Task directions
Copy every line from the records below that carries the word "title".

Provided information
-------------------------
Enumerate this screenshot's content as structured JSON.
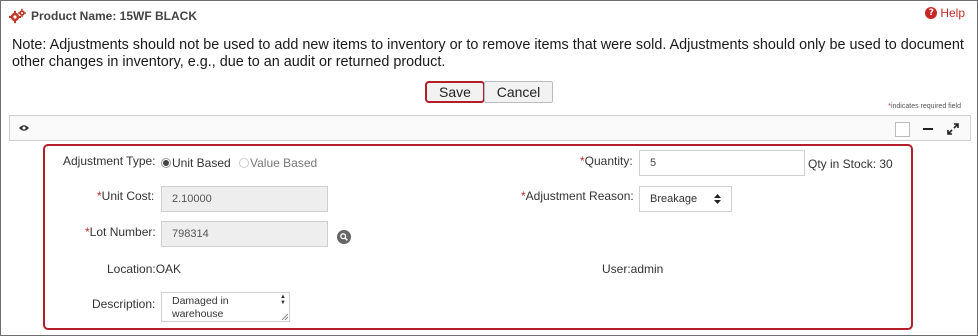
{
  "header": {
    "title": "Product Name: 15WF BLACK",
    "help_label": "Help"
  },
  "note": "Note: Adjustments should not be used to add new items to inventory or to remove items that were sold. Adjustments should only be used to document other changes in inventory, e.g., due to an audit or returned product.",
  "actions": {
    "save_label": "Save",
    "cancel_label": "Cancel"
  },
  "required_note": {
    "star": "*",
    "text": "indicates required field"
  },
  "form": {
    "adjustment_type": {
      "label": "Adjustment Type:",
      "options": [
        "Unit Based",
        "Value Based"
      ],
      "selected": "Unit Based"
    },
    "quantity": {
      "label": "Quantity:",
      "required": "*",
      "value": "5",
      "stock_text": "Qty in Stock: 30"
    },
    "unit_cost": {
      "label": "Unit Cost:",
      "required": "*",
      "value": "2.10000"
    },
    "adjustment_reason": {
      "label": "Adjustment Reason:",
      "required": "*",
      "value": "Breakage"
    },
    "lot_number": {
      "label": "Lot Number:",
      "required": "*",
      "value": "798314"
    },
    "location": "Location:OAK",
    "user": "User:admin",
    "description": {
      "label": "Description:",
      "value_line1": "Damaged in",
      "value_line2": "warehouse"
    }
  },
  "colors": {
    "accent_red": "#b01f2a",
    "required_red": "#c62828",
    "readonly_bg": "#eeeeee"
  },
  "icons": {
    "title": "gears-icon",
    "help": "question-circle-icon",
    "panel_toggle": "eye-icon",
    "lot_lookup": "search-icon",
    "panel_select": "checkbox-icon",
    "panel_collapse": "minus-icon",
    "panel_expand": "expand-arrows-icon"
  }
}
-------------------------
Result
    "title": "Product Name: 15WF BLACK",
    "title": "gears-icon",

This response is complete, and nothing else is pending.